Giving it your best shot on the greens
Published 09/11/2011 | 05:00
PUTTING -- is it an art or a science? Are good putters born and not made? If you decide that's the case and you're not a 'born' or 'natural' putter, are you better off as a handicap golfer just trusting to instinct and giving it a lash in hope rather than certainty?
Personally, I fall into the latter category -- or at least I did until I saw that the appliance of science and technology could open up a new comprehension of performance on the greens.
Shane O'Grady, professional at Black Bush GC near Dunshaughlin, Co Meath, certainly doesn't subscribe to the 'hit and hope' philosophy on the putting green.
In fact, he believes so strongly that putting is a key aspect of golf that he has added a custom-built putting bay to his teaching facilities at Black Bush.
The bay is kitted out with six cameras for visual feedback from different angles and a SAM (Science And Motion) putting lab, which provides full statistical read-outs from exactly what's happening on your putting stroke.
There's also an 'Explanar' putting machine to give the proper feel for the stroke and a loft and lie machine for custom fitting a new putter or adjusting the 'magic wand' that a player is currently using.
It's weather-proof and illustrates precisely to a golfer what they're doing technique-wise.
O'Grady won't get any arguments from any golfer (amateur or professional) about the importance of good performances on the greens.
We all appreciate the maddening but uncompromising truth in golf, that a putt holed from half an inch is the same value as a 350-yard drive -- in other words, one stroke.
It just isn't fair, is it?
You smash a beautiful drive hundreds of yards down the fairway and yet there are no bonus points for this spectacular shot, whereas there's no glory in a tap-in from an inch or two.
Golf ain't fair, though, and given that anything up to half the strokes of your scorecard are due to putting, it would seem appropriate that this aspect of the game should be given serious attention.

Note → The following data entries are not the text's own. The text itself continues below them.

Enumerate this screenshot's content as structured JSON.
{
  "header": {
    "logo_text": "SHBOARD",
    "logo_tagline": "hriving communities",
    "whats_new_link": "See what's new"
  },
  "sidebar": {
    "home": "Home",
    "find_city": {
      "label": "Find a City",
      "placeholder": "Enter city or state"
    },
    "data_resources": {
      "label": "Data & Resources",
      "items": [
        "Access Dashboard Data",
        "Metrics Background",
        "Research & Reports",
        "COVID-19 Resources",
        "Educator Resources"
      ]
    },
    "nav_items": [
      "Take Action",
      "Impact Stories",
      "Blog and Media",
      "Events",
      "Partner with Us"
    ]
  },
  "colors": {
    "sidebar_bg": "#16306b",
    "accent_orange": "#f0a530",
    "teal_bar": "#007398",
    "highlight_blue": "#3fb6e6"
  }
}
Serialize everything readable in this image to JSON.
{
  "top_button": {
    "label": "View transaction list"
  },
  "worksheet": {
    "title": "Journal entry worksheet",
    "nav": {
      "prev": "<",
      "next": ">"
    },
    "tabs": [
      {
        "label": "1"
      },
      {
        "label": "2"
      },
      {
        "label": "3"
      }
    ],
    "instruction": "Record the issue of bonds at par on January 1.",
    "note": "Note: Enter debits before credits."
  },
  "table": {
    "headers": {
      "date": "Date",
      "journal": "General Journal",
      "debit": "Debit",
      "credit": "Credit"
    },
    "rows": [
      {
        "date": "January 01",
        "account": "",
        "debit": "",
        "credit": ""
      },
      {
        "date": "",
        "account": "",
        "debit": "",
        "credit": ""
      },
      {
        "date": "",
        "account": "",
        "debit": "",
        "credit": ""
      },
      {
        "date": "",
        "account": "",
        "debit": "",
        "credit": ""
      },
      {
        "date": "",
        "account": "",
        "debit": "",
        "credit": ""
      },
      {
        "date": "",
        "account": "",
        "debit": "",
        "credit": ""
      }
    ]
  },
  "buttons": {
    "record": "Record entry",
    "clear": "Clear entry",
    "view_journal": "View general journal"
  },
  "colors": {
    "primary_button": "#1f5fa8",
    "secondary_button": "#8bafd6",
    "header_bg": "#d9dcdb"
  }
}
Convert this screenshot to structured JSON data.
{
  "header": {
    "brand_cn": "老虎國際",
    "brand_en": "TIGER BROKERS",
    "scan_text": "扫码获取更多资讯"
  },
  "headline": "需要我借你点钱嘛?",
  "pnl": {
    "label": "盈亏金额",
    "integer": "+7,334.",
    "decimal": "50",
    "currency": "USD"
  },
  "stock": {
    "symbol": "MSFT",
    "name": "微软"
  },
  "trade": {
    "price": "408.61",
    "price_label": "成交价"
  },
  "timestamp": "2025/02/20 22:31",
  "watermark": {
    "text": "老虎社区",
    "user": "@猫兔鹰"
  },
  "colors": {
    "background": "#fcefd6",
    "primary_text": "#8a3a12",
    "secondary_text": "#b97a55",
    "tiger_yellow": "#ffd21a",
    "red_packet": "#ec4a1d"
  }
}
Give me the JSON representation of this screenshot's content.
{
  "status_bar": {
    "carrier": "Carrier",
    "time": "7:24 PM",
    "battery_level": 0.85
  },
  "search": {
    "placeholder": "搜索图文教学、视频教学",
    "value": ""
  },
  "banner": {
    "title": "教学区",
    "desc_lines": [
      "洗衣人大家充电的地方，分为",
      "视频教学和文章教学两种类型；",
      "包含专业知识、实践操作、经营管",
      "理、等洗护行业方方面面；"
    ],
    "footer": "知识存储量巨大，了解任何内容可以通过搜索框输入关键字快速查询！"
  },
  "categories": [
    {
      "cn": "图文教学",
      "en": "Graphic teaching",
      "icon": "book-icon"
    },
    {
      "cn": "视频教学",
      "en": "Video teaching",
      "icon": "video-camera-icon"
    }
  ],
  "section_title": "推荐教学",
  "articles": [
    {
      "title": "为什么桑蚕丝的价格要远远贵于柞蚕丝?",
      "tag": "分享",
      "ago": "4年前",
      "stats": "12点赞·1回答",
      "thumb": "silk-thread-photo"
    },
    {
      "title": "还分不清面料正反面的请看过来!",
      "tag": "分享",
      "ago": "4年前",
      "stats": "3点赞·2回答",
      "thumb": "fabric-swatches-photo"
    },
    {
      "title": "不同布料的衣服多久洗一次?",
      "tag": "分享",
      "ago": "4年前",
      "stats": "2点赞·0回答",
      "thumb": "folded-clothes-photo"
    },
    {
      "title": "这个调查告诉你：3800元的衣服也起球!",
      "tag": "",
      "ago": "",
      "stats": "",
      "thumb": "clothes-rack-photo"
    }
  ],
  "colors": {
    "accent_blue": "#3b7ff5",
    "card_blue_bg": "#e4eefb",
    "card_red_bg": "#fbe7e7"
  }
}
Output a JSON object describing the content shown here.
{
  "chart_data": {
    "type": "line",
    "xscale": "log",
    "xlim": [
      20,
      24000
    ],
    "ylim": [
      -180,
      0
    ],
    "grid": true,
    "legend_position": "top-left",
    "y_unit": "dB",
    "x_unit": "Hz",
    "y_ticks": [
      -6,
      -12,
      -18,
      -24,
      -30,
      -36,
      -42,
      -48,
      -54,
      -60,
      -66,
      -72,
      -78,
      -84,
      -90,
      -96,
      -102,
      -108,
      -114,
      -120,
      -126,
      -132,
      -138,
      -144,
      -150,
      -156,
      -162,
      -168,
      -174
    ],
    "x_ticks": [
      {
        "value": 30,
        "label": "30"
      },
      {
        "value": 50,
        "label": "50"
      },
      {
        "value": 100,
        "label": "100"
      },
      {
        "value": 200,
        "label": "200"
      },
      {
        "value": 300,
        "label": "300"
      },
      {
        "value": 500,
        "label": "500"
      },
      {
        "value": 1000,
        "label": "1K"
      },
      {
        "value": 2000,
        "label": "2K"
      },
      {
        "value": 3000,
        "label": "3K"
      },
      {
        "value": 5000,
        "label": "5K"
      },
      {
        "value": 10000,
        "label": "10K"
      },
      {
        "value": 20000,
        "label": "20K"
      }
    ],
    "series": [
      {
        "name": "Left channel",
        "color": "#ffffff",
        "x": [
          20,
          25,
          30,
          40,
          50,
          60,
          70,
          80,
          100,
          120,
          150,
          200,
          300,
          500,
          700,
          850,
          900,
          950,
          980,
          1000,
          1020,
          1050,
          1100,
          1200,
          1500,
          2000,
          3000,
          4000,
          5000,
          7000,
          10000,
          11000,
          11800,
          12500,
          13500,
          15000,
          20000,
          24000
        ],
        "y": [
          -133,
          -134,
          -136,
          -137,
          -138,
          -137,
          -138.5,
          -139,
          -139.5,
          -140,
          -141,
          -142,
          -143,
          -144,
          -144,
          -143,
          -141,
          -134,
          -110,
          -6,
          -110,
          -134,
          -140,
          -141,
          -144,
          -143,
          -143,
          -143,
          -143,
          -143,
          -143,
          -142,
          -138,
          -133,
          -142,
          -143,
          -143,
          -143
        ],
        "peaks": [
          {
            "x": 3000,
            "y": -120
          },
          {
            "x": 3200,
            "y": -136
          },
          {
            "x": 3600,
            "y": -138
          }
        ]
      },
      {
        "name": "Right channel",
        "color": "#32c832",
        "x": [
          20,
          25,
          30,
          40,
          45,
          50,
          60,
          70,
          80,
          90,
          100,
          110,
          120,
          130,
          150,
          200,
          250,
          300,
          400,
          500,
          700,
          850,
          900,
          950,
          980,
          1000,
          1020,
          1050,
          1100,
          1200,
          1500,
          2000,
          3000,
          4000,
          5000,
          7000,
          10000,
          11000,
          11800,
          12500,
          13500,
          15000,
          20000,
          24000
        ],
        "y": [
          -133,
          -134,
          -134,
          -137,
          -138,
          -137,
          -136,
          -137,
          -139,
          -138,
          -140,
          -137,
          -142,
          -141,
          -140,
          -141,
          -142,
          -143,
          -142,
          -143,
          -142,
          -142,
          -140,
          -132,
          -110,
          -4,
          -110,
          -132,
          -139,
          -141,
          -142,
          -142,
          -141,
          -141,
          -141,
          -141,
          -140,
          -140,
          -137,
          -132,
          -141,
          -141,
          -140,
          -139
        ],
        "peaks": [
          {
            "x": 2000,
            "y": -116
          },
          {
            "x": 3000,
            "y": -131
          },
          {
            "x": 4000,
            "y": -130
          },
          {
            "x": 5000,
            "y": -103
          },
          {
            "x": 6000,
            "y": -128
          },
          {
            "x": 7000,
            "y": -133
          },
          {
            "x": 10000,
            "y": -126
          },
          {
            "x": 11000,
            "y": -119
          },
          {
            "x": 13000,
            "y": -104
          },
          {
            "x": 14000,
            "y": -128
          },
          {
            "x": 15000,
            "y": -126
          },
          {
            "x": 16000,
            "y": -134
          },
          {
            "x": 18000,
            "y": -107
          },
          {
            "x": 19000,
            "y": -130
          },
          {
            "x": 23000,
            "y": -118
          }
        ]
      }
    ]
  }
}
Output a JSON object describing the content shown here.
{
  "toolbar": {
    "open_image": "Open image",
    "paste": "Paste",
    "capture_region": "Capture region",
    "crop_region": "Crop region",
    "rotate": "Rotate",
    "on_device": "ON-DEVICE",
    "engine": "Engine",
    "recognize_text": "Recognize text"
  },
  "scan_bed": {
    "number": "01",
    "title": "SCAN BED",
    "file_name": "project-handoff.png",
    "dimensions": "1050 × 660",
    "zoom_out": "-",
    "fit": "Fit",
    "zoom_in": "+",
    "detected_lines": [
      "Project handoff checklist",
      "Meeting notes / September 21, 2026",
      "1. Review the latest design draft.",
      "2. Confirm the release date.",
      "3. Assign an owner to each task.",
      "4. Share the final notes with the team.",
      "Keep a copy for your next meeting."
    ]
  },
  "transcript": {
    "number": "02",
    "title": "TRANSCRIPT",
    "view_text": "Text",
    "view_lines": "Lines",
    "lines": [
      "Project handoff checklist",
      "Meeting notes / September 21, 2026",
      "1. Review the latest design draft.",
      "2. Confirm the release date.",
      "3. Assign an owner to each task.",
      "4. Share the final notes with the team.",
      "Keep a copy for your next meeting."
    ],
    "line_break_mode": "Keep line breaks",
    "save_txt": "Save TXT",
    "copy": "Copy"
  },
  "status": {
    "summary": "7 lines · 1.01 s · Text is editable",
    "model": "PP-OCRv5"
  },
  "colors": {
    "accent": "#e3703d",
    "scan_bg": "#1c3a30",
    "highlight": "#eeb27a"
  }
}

The funny thing is that male golfers, in particular, tend not to take putting lessons.
However, when you are shown exactly what you're doing in the putting stroke, it opens the mind in a way that verbal instruction can't achieve.
That's what happened when O'Grady filmed my stroke in his putting bay.
When I watched a slow-motion playback of my putt, it clearly showed the ball to be fractionally -- but definitely -- in the air over the first couple of feet. It was hard to credit.
You make a putt, the ball rolls along the ground, right? Nope, that's not what was happening with my stroke but I'd never have seen that with the naked eye.
"A lot of golfers think that putting is all about luck and maybe 'feel', that putting is not a skill in itself," O'Grady said.
"There's a sense that it's the easiest part of the game and there's a perception that it's a weakness if you take a putting lesson.
"Golfers start out at the game being fascinated with the challenge of hitting the ball a long distance, so they think the easy part is the putting."
He added: "They don't see that, whatever about the rest of your game, if you are putting well, that's the quickest way to score well and to lose shots off your handicap."
O'Grady believes that one method doesn't suit everyone, so he adapts his teaching to the individual, but said: "There are certain basics that work.
"I've never seen a good putter that doesn't get good roll on the ball and I've never seen a good putter that doesn't keep the putter face square at impact.
"When the pressure is on and adrenalin is in your system, if your hands don't understand how to make those two things happen, it won't work for you.
"If you're shaking with nerves and the putter wants to go left, it will go more left, whereas if your method is good and you understand and know what it is you are attempting to do, you can perform better under pressure.
"Every golfer, no matter how good, gets nervous when the pressure is on. Anyone that says different is a liar, so you have to find a way to perform when you need to.
"What I believe is that confidence comes from knowing and understanding what you're doing.
"There's a balance. Too much concentration on mechanics is poor as well. What you have to do is work on your method behind the scenes, like now during the winter to get ready for the spring, and let the stroke execute itself.
"Then you practice on having a good routine so that allows the stroke to happen. That's my belief and through the years, the people I work with have won a lot of championships."
The Ballinasloe-born pro, who honed the phenomenal short-game and putting skills of the Maguire twins, Leona and Lisa, until their arrangement ended earlier this year, is one of the Leinster provincial coaches who are doing sterling work in developing young stars of the future.
"The whole structure is working very well," he added. "I'd say over the next five or six years you're going to see a new batch of talent emerging from Leinster."